It is often said that the earth belongs to the race, as if raw land was a boon, or gift.
Civil liberty is the status of the man who is guaranteed by law and civil institutions the exclusive employment of all his own powers for his own welfare.
The men who start out with the notion that the world owes them a living generally find that the world pays its 'debt' in the penitentiary or the poor house.
The real danger of democracy is, that the classes which have the power under it will assume all the rights and reject all the duties-that is, that they will use the political power to plunder those-who-have.
Men educated in [the critical habit of thought]are slow to believe.
They can hold things as possible or probable in all degrees, without certainty and without pain.
It is a beneficent incident of the ownership of land that a pioneer who reduces it to use, and helps to lay the foundations of a new State, finds a profit in the increasing value of land as the new State grows up.
The lobby is the army of the plutocracy.
It used to be believed that the parent had unlimited claims on the child and rights over him.

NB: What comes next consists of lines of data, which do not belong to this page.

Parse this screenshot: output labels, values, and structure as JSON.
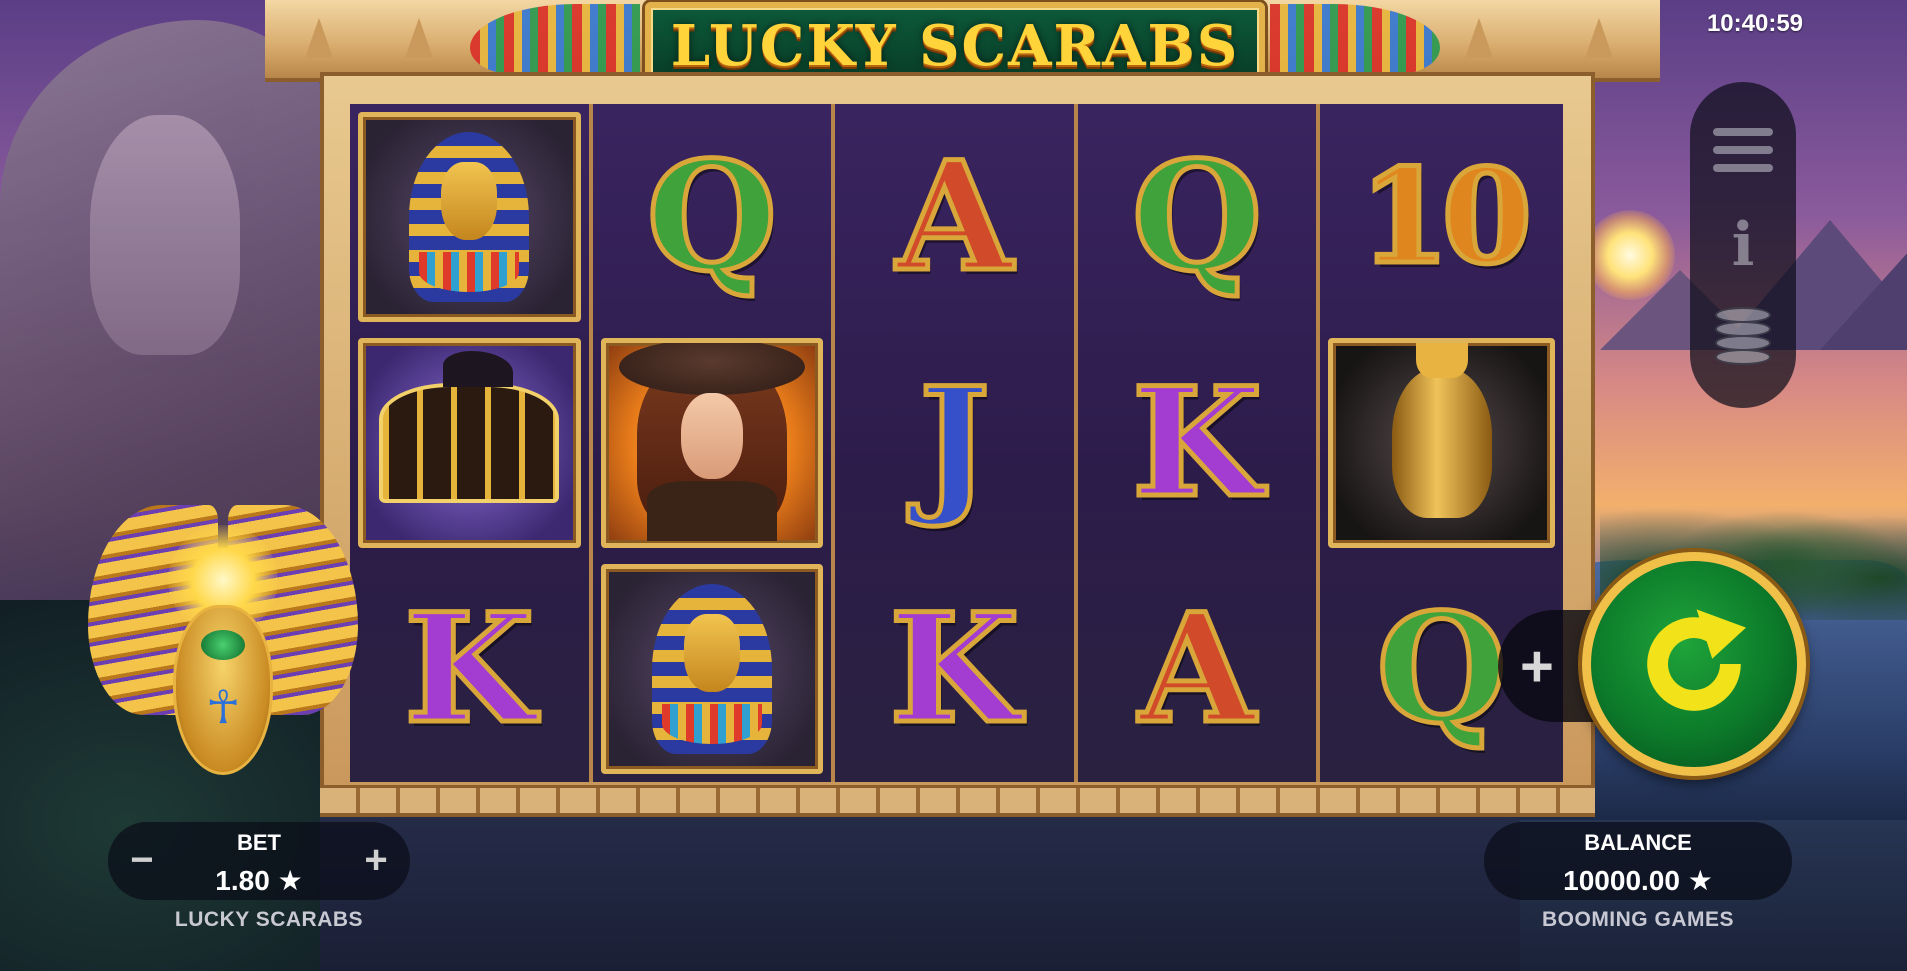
{
  "game": {
    "title": "LUCKY SCARABS",
    "name": "LUCKY SCARABS",
    "provider": "BOOMING GAMES"
  },
  "clock": "10:40:59",
  "reels": [
    [
      {
        "type": "picture",
        "symbol": "pharaoh"
      },
      {
        "type": "picture",
        "symbol": "treasure-chest"
      },
      {
        "type": "letter",
        "symbol": "K",
        "color": "purple"
      }
    ],
    [
      {
        "type": "letter",
        "symbol": "Q",
        "color": "green"
      },
      {
        "type": "picture",
        "symbol": "explorer"
      },
      {
        "type": "picture",
        "symbol": "pharaoh"
      }
    ],
    [
      {
        "type": "letter",
        "symbol": "A",
        "color": "red"
      },
      {
        "type": "letter",
        "symbol": "J",
        "color": "blue"
      },
      {
        "type": "letter",
        "symbol": "K",
        "color": "purple"
      }
    ],
    [
      {
        "type": "letter",
        "symbol": "Q",
        "color": "green"
      },
      {
        "type": "letter",
        "symbol": "K",
        "color": "purple"
      },
      {
        "type": "letter",
        "symbol": "A",
        "color": "red"
      }
    ],
    [
      {
        "type": "letter",
        "symbol": "10",
        "color": "orange"
      },
      {
        "type": "picture",
        "symbol": "canopic-jar"
      },
      {
        "type": "letter",
        "symbol": "Q",
        "color": "green"
      }
    ]
  ],
  "bet": {
    "label": "BET",
    "value": "1.80 ★",
    "minus": "−",
    "plus": "+"
  },
  "balance": {
    "label": "BALANCE",
    "value": "10000.00 ★"
  },
  "side_menu": [
    "menu-icon",
    "info-icon",
    "coins-icon"
  ],
  "autoplay": {
    "glyph": "+"
  },
  "spin": {
    "icon": "spin-arrow-icon"
  },
  "colors": {
    "spin_green": "#0c7a2a",
    "gold": "#f0c049",
    "title_yellow": "#ffd43a",
    "panel_bg": "#0a0c18"
  }
}
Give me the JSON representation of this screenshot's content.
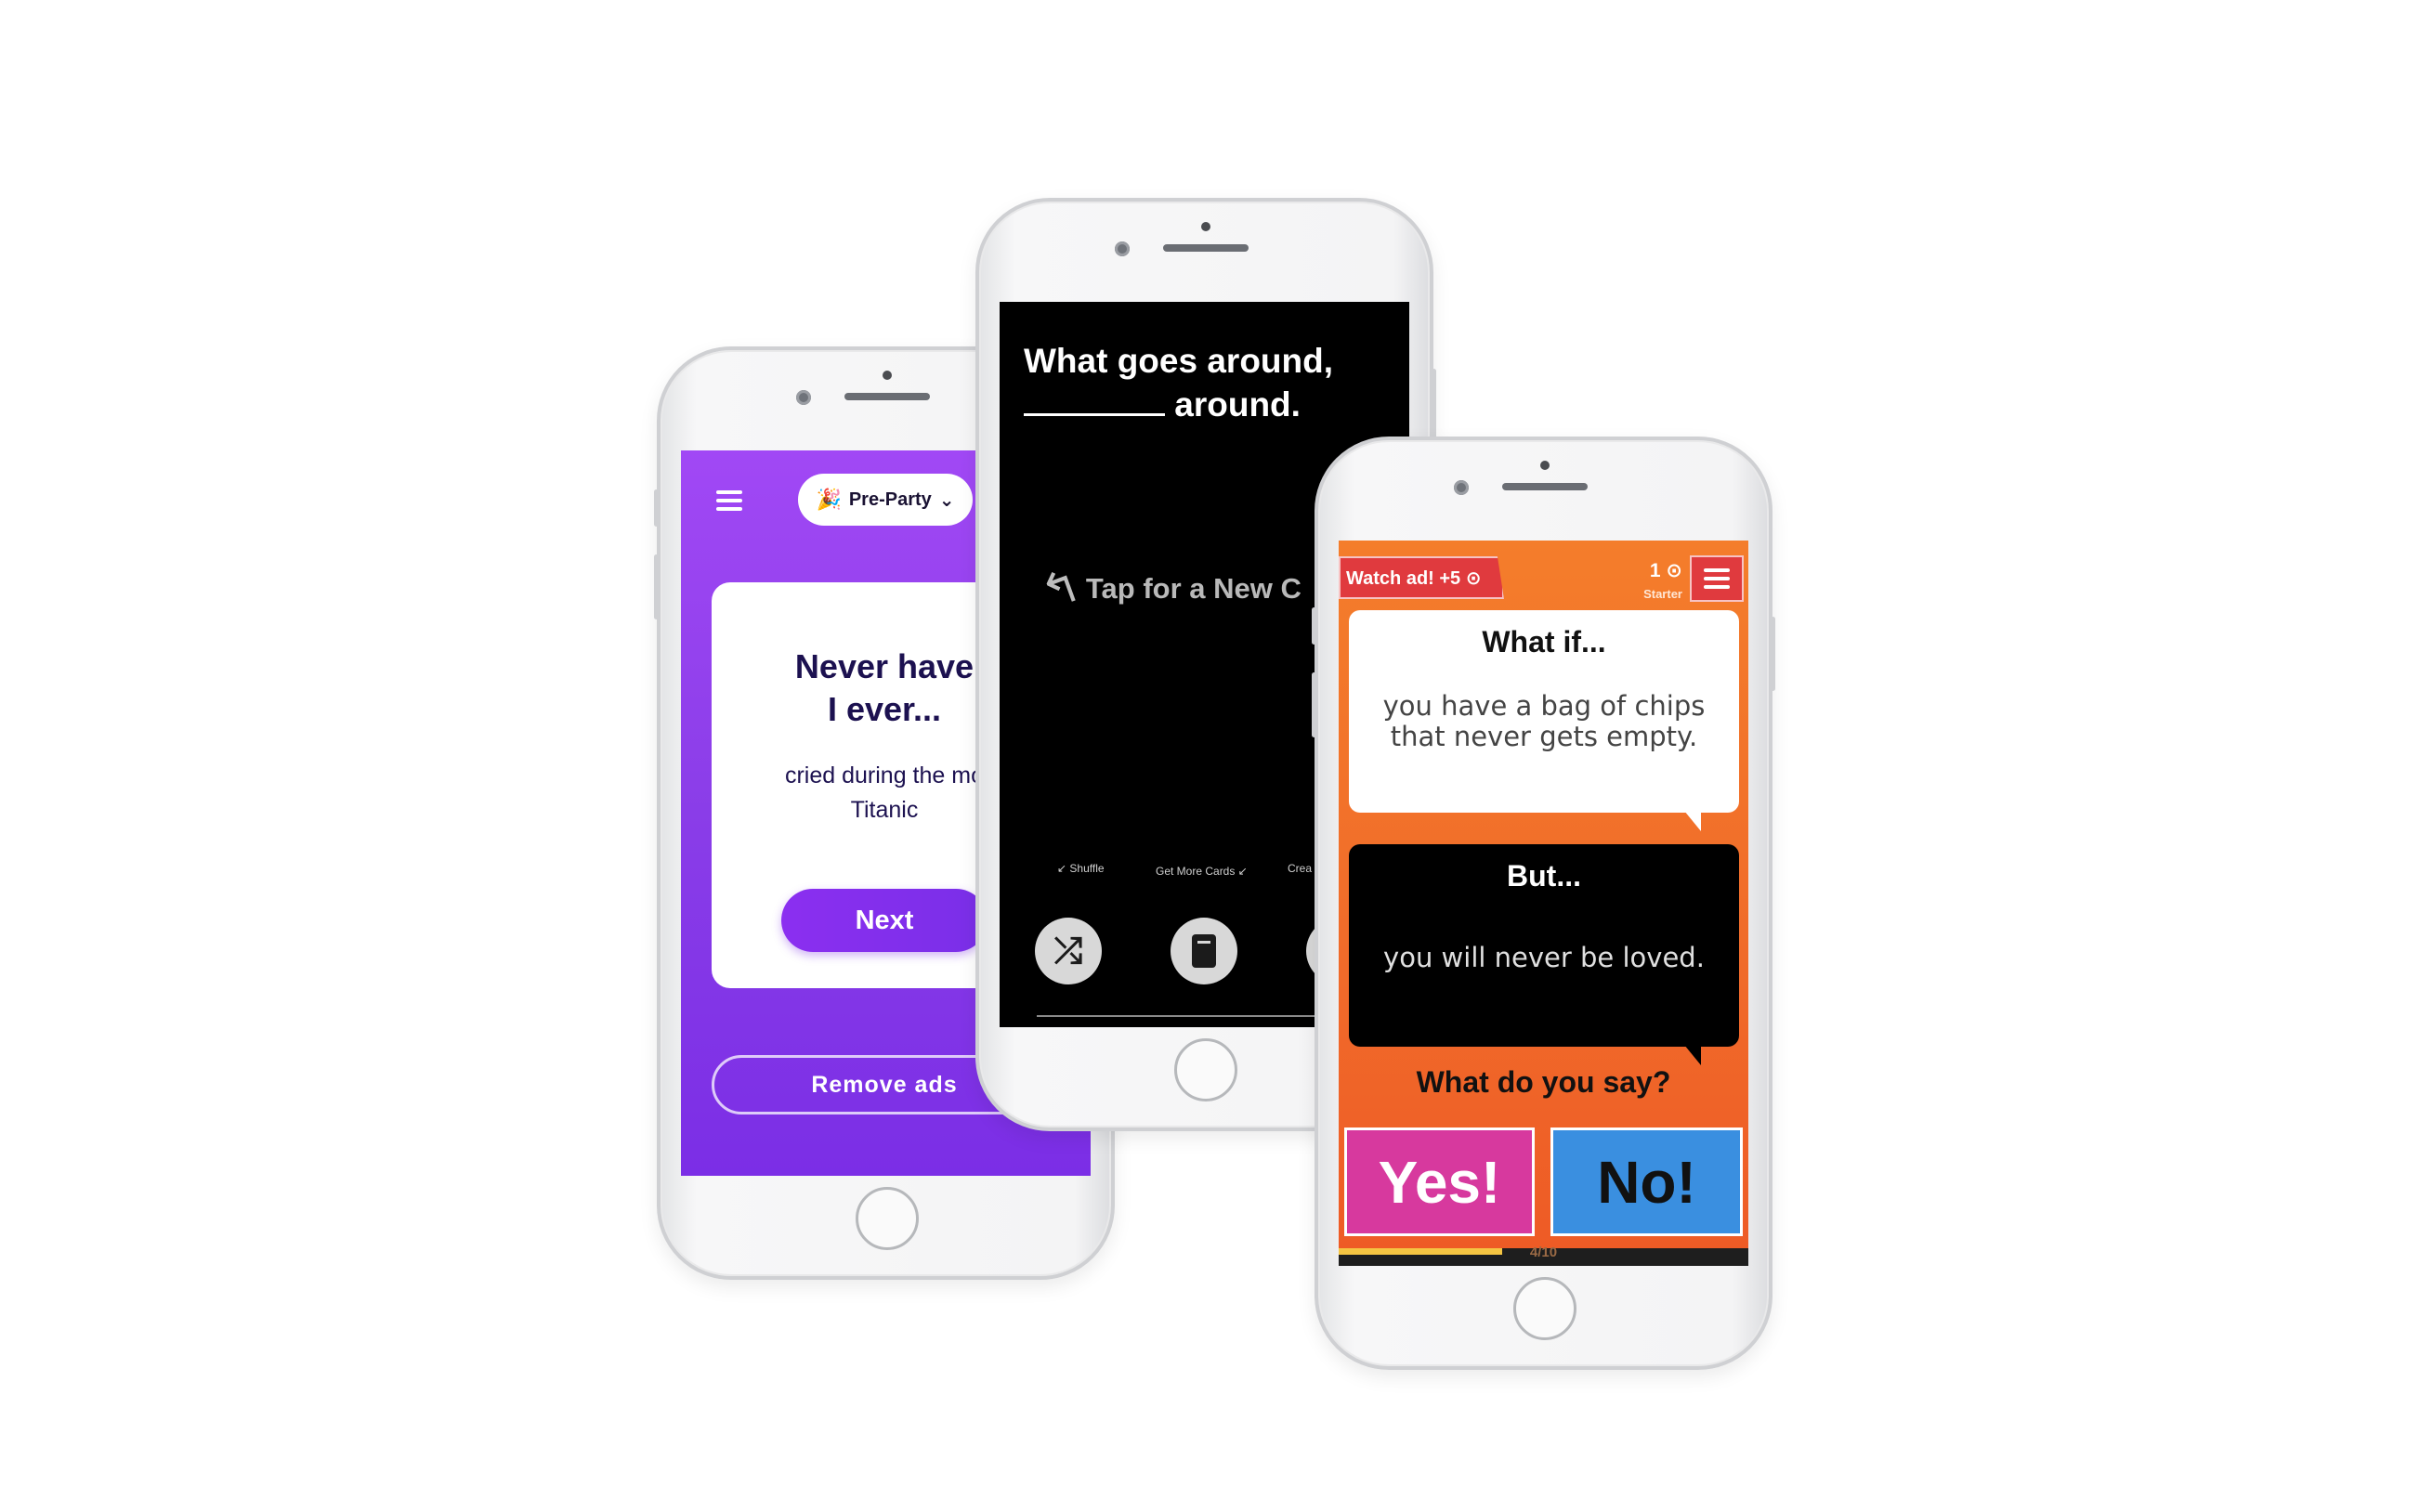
{
  "phone1": {
    "category_label": "Pre-Party",
    "category_emoji": "🎉",
    "prompt_title_line1": "Never have",
    "prompt_title_line2": "I ever...",
    "prompt_text_line1": "cried during the mo",
    "prompt_text_line2": "Titanic",
    "next_label": "Next",
    "remove_ads_label": "Remove ads"
  },
  "phone2": {
    "question_line1": "What goes around,",
    "question_line2_suffix": "around.",
    "tap_hint": "Tap for a New C",
    "shuffle_label": "Shuffle",
    "get_more_label": "Get More Cards",
    "create_label": "Crea"
  },
  "phone3": {
    "watch_ad_label": "Watch ad! +5 ⊙",
    "coins": "1 ⊙",
    "level": "Starter",
    "what_if_title": "What if...",
    "what_if_text": "you have a bag of chips that never gets empty.",
    "but_title": "But...",
    "but_text": "you will never be loved.",
    "question": "What do you say?",
    "yes_label": "Yes!",
    "no_label": "No!",
    "progress_label": "4/10",
    "progress_fraction": 0.4
  }
}
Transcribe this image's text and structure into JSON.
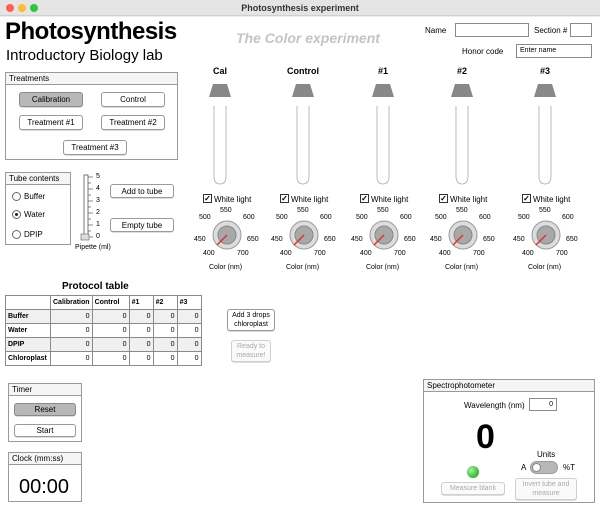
{
  "window": {
    "title": "Photosynthesis experiment"
  },
  "header": {
    "title": "Photosynthesis",
    "subtitle": "Introductory Biology lab",
    "tagline": "The Color experiment"
  },
  "student": {
    "name_label": "Name",
    "name_value": "",
    "section_label": "Section #",
    "section_value": "",
    "honor_label": "Honor code",
    "honor_placeholder": "Enter name"
  },
  "treatments": {
    "title": "Treatments",
    "buttons": [
      "Calibration",
      "Control",
      "Treatment #1",
      "Treatment #2",
      "Treatment #3"
    ],
    "selected": "Calibration"
  },
  "tube_contents": {
    "title": "Tube contents",
    "options": [
      "Buffer",
      "Water",
      "DPIP"
    ],
    "selected": "Water"
  },
  "pipette": {
    "label": "Pipette (ml)",
    "scale": [
      "5",
      "4",
      "3",
      "2",
      "1",
      "0"
    ],
    "level": 0
  },
  "actions": {
    "add": "Add to tube",
    "empty": "Empty tube"
  },
  "tubes": [
    {
      "label": "Cal",
      "white_light": "White light",
      "light_on": true,
      "color_label": "Color (nm)"
    },
    {
      "label": "Control",
      "white_light": "White light",
      "light_on": true,
      "color_label": "Color (nm)"
    },
    {
      "label": "#1",
      "white_light": "White light",
      "light_on": true,
      "color_label": "Color (nm)"
    },
    {
      "label": "#2",
      "white_light": "White light",
      "light_on": true,
      "color_label": "Color (nm)"
    },
    {
      "label": "#3",
      "white_light": "White light",
      "light_on": true,
      "color_label": "Color (nm)"
    }
  ],
  "dial_ticks": {
    "t400": "400",
    "t450": "450",
    "t500": "500",
    "t550": "550",
    "t600": "600",
    "t650": "650",
    "t700": "700"
  },
  "protocol": {
    "title": "Protocol table",
    "columns": [
      "",
      "Calibration",
      "Control",
      "#1",
      "#2",
      "#3"
    ],
    "rows": [
      {
        "label": "Buffer",
        "values": [
          "0",
          "0",
          "0",
          "0",
          "0"
        ]
      },
      {
        "label": "Water",
        "values": [
          "0",
          "0",
          "0",
          "0",
          "0"
        ]
      },
      {
        "label": "DPIP",
        "values": [
          "0",
          "0",
          "0",
          "0",
          "0"
        ]
      },
      {
        "label": "Chloroplast",
        "values": [
          "0",
          "0",
          "0",
          "0",
          "0"
        ]
      }
    ],
    "add_chloroplast": "Add 3 drops chloroplast",
    "ready": "Ready to measure!"
  },
  "timer": {
    "title": "Timer",
    "reset": "Reset",
    "start": "Start"
  },
  "clock": {
    "title": "Clock (mm:ss)",
    "value": "00:00"
  },
  "spectro": {
    "title": "Spectrophotometer",
    "wavelength_label": "Wavelength (nm)",
    "wavelength_value": "0",
    "reading": "0",
    "units_label": "Units",
    "unit_a": "A",
    "unit_t": "%T",
    "measure_blank": "Measure blank",
    "invert": "Invert tube and measure"
  },
  "colors": {
    "accent": "#e03030",
    "led": "#39c43c",
    "selected": "#b8b8b8"
  }
}
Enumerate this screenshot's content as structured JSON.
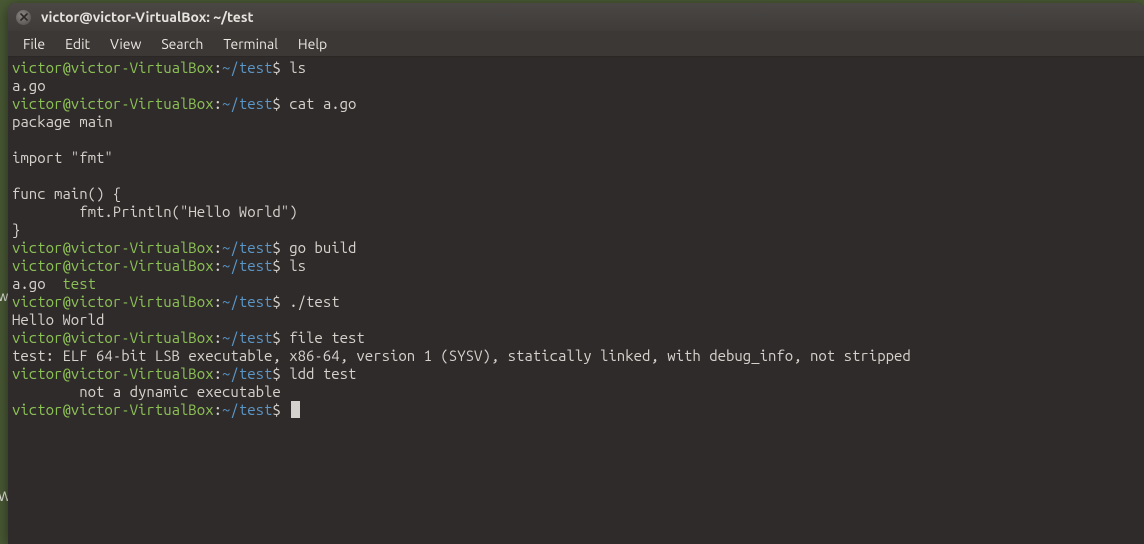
{
  "window": {
    "title": "victor@victor-VirtualBox: ~/test"
  },
  "menubar": [
    "File",
    "Edit",
    "View",
    "Search",
    "Terminal",
    "Help"
  ],
  "prompt": {
    "user_host": "victor@victor-VirtualBox",
    "sep": ":",
    "path": "~/test",
    "dollar": "$"
  },
  "left_strip_chars": {
    "top": "w",
    "bottom": "W"
  },
  "lines": [
    {
      "type": "prompt",
      "cmd": "ls"
    },
    {
      "type": "output",
      "text": "a.go"
    },
    {
      "type": "prompt",
      "cmd": "cat a.go"
    },
    {
      "type": "output",
      "text": "package main"
    },
    {
      "type": "output",
      "text": ""
    },
    {
      "type": "output",
      "text": "import \"fmt\""
    },
    {
      "type": "output",
      "text": ""
    },
    {
      "type": "output",
      "text": "func main() {"
    },
    {
      "type": "output",
      "text": "        fmt.Println(\"Hello World\")"
    },
    {
      "type": "output",
      "text": "}"
    },
    {
      "type": "prompt",
      "cmd": "go build"
    },
    {
      "type": "prompt",
      "cmd": "ls"
    },
    {
      "type": "ls-output",
      "segments": [
        {
          "text": "a.go  ",
          "cls": "seg-out"
        },
        {
          "text": "test",
          "cls": "seg-exe"
        }
      ]
    },
    {
      "type": "prompt",
      "cmd": "./test"
    },
    {
      "type": "output",
      "text": "Hello World"
    },
    {
      "type": "prompt",
      "cmd": "file test"
    },
    {
      "type": "output",
      "text": "test: ELF 64-bit LSB executable, x86-64, version 1 (SYSV), statically linked, with debug_info, not stripped"
    },
    {
      "type": "prompt",
      "cmd": "ldd test"
    },
    {
      "type": "output",
      "text": "        not a dynamic executable"
    },
    {
      "type": "prompt-cursor",
      "cmd": ""
    }
  ]
}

In a truer view of the matter, we are coming to see that the rights are on the side of the child and the duties on the side of the parent.
The truth is that cupidity, selfishness, envy, malice, lust, vindictiveness, are constant vices of human nature.
It would be hard to find a single instance of a direct assault by positive effort upon poverty, vice, and misery which has not either failed or, if it has not failed directly and entirely, has not entailed other evils greater than the one which it removed.
The yearning after equality [in economic outcome] is the offspring of envy and covetousness, and there is no possible plan for satisfying that yearning which can do aught else than rob A to give to B; consequently all such plans nourish some of the meanest vices of human nature, waste capital, and overthrow civilization.
My patriotism is of the kind which is outraged by the notion that the United States never was a great nation until in a petty three months' campaign it knocked to pieces a poor, decrepit, bankrupt old state like Spain. To hold such an opinion as that is to abandon all American standards, to put shame and scorn on all that our ancestors tried to build up here, and to go over to the standards of which Spain is a representative.
The waste of capital, in proportion to the total capital, in this country between 1800 and 1850, in the attempts which were made to establish means of communication and transportation, was enormous.
But we have inherited a vast number of social ills which never came from Nature.
They are the complicated products of all the tinkering, muddling, and blundering of social doctors in the past.
The taxing power is especially something after which the reformer's finger always itches.
What is the real relation between happiness and goodness? It is only within a few generations that men have found courage to say that there is none.
The millionaires are a product of natural selection .
.. the naturally selected agents of society for certain work. They get high wages and live in luxury, but the bargain is a good one for society.
If any student of social science comes to appreciate the case of the Forgotten Man, he will become an unflinching advocate of strict scientific thinking in sociology, and a hard-hearted skeptic as regards any scheme of social amelioration. He will always want to know, Who and where is the Forgotten Man in this case, who will have to pay for it all?
Yet we are constantly annoyed, and the legislatures are kept constantly busy, by the people who have made up their minds that it is wise and conducive to happiness to live in a certain way, and who want to compel everybody else to live in their way.
We shall find that every effort to realize equality necessitates a sacrifice of liberty.
There is every indication that we are to see new developments of the power of aggregated capital to serve civilization, and that the new developments will be made right here in America.